● **Available records**:
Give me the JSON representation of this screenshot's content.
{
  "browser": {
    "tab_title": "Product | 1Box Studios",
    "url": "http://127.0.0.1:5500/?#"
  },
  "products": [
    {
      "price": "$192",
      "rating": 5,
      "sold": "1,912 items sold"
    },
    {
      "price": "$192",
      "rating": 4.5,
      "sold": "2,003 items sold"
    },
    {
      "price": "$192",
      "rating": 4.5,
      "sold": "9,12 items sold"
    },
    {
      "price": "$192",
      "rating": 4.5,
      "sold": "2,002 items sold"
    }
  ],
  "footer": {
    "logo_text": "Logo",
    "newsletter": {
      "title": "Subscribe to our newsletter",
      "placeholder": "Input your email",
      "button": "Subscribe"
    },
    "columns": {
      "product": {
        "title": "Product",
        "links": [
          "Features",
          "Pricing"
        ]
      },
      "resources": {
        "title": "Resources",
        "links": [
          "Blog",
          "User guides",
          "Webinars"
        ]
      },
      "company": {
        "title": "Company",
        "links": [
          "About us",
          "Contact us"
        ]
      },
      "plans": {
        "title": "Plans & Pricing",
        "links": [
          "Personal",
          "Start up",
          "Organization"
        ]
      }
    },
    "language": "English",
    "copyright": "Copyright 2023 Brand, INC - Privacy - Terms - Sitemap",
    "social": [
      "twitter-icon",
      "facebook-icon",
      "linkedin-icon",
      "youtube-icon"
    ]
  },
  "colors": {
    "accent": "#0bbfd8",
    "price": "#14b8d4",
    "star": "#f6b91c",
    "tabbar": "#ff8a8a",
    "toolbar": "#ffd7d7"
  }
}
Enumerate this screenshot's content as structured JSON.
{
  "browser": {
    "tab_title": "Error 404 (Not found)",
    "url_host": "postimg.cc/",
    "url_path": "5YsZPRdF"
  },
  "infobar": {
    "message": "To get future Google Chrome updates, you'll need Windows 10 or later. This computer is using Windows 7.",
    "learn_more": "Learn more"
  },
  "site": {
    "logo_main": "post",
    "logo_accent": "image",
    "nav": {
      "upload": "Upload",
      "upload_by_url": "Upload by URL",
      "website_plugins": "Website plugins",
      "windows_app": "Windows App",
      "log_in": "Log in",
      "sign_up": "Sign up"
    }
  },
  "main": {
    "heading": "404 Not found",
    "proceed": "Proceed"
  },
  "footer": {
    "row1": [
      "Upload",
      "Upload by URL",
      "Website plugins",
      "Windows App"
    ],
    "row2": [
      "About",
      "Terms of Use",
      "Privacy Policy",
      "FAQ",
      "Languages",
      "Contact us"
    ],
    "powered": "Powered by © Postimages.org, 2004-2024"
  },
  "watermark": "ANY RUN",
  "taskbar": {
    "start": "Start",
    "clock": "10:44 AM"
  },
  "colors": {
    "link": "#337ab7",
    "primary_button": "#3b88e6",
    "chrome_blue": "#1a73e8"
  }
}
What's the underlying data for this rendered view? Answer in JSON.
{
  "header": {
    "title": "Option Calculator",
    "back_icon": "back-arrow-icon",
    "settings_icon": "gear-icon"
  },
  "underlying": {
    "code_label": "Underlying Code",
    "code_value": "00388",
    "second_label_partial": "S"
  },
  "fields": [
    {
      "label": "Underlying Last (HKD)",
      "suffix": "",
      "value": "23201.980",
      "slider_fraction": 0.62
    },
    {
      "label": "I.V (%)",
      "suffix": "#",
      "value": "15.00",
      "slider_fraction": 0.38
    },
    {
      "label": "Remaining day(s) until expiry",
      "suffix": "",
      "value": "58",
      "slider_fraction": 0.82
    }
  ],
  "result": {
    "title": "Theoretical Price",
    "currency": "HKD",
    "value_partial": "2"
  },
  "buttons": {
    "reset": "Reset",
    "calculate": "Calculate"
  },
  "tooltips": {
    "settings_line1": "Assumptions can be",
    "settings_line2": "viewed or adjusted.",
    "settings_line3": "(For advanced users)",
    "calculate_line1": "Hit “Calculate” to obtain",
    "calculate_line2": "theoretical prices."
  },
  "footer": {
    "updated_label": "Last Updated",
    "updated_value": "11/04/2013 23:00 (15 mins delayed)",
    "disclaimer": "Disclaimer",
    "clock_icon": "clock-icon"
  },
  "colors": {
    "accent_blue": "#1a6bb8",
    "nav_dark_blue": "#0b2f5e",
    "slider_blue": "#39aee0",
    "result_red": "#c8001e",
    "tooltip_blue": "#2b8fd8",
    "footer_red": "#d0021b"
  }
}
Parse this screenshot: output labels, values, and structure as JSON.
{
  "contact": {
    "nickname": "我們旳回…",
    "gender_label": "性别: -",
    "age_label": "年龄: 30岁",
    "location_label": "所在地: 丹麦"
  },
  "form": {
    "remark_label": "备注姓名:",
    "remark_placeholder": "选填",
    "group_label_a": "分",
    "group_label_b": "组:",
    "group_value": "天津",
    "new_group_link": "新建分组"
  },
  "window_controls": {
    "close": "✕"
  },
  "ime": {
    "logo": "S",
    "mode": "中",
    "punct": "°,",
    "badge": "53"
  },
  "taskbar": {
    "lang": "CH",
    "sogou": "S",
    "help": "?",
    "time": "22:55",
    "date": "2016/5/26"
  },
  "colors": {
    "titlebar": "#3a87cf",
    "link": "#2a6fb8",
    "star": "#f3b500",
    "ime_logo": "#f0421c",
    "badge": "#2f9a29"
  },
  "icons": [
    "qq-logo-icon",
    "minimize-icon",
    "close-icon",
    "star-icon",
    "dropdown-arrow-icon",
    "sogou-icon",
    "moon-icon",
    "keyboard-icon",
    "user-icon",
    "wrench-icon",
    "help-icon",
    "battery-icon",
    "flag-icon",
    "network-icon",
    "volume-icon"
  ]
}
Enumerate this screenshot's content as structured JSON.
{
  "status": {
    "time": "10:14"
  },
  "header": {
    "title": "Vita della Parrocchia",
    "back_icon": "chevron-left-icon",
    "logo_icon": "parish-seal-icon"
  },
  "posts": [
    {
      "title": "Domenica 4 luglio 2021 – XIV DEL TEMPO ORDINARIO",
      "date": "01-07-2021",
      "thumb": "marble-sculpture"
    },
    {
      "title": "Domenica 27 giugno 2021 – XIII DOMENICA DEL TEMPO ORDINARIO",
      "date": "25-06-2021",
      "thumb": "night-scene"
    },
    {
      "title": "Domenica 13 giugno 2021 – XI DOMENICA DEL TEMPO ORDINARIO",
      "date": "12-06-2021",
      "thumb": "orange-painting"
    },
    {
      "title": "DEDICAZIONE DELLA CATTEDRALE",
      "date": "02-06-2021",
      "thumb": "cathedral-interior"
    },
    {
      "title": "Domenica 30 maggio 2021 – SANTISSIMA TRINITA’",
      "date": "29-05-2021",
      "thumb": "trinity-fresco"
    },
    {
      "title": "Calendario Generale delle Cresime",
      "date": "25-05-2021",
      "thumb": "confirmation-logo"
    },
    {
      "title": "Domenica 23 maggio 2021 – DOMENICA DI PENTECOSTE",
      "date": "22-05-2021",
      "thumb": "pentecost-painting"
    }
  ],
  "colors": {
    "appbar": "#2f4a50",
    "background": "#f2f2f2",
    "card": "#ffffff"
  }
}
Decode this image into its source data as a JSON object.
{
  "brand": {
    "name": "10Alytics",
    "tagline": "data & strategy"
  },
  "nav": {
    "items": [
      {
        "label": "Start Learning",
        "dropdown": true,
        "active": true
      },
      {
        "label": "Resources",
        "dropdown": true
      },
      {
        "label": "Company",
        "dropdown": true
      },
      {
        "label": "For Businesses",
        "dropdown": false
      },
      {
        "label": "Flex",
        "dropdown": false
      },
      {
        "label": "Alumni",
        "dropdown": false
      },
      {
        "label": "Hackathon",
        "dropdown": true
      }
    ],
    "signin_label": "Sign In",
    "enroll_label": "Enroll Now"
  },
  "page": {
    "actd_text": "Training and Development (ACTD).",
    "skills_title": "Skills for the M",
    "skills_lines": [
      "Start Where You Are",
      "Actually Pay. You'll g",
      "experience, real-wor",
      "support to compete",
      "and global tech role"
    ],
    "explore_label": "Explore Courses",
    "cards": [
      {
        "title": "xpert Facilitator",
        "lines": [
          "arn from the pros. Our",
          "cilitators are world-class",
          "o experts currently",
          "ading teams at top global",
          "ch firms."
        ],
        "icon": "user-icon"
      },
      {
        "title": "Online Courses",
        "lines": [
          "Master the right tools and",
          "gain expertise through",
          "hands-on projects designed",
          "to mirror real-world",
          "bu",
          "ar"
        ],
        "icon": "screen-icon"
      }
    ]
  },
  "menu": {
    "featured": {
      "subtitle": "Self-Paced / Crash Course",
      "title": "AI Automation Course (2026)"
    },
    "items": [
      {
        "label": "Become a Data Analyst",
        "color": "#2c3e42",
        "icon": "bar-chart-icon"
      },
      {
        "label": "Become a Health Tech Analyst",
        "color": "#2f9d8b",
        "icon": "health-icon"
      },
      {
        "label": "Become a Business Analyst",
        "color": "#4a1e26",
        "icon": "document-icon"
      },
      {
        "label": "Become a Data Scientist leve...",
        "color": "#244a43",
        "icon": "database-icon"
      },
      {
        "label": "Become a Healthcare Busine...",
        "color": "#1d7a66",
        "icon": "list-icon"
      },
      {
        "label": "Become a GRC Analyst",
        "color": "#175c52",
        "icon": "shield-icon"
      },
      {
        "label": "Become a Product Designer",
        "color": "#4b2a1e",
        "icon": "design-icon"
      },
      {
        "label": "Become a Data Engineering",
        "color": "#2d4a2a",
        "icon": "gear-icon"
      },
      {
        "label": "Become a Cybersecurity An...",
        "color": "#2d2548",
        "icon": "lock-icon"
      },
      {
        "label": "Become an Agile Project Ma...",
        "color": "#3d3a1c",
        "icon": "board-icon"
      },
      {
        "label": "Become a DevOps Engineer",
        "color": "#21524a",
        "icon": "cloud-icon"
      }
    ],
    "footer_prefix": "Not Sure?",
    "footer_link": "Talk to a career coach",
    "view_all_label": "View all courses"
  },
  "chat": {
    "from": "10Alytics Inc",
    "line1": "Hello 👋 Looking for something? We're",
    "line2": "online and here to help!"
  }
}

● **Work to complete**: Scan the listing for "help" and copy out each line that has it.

● **Written reply**:
    "help": "?",
    "help-icon",
    "line2": "online and here to help!"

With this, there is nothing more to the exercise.